* What you have to do *
Copy the lines below that contain "flag".

━━━━━━

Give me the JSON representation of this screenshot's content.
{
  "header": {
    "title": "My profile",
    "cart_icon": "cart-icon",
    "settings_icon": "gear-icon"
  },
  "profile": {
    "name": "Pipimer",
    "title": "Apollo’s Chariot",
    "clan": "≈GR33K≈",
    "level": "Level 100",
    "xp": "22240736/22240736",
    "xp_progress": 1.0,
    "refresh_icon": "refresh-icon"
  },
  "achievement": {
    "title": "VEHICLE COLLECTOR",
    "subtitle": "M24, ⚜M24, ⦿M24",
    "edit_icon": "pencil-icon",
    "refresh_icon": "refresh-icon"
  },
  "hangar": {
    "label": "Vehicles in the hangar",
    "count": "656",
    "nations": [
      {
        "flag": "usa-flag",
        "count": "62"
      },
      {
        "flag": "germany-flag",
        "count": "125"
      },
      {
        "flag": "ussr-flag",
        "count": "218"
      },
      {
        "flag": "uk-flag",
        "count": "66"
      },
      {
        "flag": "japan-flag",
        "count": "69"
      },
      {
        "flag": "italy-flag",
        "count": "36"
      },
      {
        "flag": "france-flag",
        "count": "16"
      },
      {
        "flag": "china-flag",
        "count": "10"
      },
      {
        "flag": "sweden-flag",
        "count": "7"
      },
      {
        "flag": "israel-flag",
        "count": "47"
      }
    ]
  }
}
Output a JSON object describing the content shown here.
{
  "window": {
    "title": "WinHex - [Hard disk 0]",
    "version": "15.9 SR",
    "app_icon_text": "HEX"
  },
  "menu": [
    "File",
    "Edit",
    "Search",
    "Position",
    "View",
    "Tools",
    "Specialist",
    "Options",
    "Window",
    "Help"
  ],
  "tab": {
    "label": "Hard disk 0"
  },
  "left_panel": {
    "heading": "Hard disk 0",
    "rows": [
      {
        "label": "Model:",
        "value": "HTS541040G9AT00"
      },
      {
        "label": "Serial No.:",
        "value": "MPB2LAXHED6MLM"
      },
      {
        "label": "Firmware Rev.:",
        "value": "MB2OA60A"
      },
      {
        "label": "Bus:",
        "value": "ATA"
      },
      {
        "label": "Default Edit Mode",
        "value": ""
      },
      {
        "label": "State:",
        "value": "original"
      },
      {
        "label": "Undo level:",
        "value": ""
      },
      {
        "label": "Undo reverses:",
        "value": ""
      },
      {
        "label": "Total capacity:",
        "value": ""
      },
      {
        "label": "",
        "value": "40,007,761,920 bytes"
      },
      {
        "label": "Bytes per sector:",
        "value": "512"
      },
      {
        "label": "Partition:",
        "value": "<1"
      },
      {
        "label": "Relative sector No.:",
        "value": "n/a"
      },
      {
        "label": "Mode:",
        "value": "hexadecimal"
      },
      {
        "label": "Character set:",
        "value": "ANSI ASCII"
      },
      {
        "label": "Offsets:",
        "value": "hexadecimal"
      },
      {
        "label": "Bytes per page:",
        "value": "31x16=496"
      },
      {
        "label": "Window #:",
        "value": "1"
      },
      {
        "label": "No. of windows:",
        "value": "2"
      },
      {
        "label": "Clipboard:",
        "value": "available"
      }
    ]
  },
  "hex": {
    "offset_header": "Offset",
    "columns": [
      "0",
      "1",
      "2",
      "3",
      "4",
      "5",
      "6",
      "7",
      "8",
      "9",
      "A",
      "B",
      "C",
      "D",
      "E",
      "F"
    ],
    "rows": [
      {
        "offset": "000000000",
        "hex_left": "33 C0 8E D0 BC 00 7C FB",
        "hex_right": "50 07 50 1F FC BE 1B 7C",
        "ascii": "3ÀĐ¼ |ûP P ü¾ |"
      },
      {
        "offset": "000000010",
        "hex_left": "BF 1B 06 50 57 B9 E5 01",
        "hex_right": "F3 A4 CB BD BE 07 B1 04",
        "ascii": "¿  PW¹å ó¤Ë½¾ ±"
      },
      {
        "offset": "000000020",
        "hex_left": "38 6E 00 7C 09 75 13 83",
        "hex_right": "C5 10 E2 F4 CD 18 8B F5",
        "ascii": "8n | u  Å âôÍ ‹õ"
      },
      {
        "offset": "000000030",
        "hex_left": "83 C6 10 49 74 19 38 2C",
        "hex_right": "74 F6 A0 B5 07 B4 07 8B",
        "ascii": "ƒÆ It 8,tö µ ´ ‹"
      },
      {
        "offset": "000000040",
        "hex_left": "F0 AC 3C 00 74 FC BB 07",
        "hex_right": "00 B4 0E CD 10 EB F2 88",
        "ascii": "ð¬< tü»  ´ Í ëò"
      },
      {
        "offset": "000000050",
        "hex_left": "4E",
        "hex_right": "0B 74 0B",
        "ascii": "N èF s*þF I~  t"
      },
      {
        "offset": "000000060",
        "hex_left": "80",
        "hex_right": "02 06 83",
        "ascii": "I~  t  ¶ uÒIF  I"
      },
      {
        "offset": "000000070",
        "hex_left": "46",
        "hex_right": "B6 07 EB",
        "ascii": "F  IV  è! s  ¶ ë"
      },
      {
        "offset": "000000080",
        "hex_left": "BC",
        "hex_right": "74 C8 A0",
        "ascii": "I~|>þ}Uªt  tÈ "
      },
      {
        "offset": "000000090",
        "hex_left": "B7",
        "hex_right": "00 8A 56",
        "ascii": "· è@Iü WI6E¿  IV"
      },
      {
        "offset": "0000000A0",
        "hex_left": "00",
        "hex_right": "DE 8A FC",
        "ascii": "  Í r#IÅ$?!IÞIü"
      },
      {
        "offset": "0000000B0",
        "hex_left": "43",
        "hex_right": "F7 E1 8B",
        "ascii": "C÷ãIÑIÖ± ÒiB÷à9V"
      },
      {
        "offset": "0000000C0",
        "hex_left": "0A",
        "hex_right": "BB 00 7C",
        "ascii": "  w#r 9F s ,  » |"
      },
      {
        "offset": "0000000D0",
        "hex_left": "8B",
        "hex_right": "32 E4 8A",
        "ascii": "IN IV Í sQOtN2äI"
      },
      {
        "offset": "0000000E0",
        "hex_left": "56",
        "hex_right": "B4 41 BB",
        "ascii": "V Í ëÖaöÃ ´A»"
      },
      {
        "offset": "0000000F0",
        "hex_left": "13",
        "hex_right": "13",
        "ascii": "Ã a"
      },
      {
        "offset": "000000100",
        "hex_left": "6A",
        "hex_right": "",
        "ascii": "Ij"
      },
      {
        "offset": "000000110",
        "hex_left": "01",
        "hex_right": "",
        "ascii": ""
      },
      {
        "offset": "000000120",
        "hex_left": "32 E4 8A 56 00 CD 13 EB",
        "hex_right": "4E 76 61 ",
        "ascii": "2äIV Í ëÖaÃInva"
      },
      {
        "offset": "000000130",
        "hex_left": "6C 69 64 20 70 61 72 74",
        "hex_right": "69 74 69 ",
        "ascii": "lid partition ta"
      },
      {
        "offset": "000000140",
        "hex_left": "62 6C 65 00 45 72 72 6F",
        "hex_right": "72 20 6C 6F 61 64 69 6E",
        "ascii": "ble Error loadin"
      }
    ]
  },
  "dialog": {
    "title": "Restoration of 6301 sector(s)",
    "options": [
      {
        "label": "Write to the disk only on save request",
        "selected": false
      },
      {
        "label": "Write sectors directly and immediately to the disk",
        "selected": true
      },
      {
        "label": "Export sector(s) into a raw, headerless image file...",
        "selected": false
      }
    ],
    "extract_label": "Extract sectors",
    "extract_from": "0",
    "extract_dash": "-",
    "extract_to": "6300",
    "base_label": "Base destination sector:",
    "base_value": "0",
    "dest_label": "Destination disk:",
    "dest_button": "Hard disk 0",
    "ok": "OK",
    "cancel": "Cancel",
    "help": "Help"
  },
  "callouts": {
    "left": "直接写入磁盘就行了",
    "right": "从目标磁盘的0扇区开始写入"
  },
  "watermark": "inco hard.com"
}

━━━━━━

* Completed exercise *
        "flag": "usa-flag",
        "flag": "germany-flag",
        "flag": "ussr-flag",
        "flag": "uk-flag",
        "flag": "japan-flag",
        "flag": "italy-flag",
        "flag": "france-flag",
        "flag": "china-flag",
        "flag": "sweden-flag",
        "flag": "israel-flag",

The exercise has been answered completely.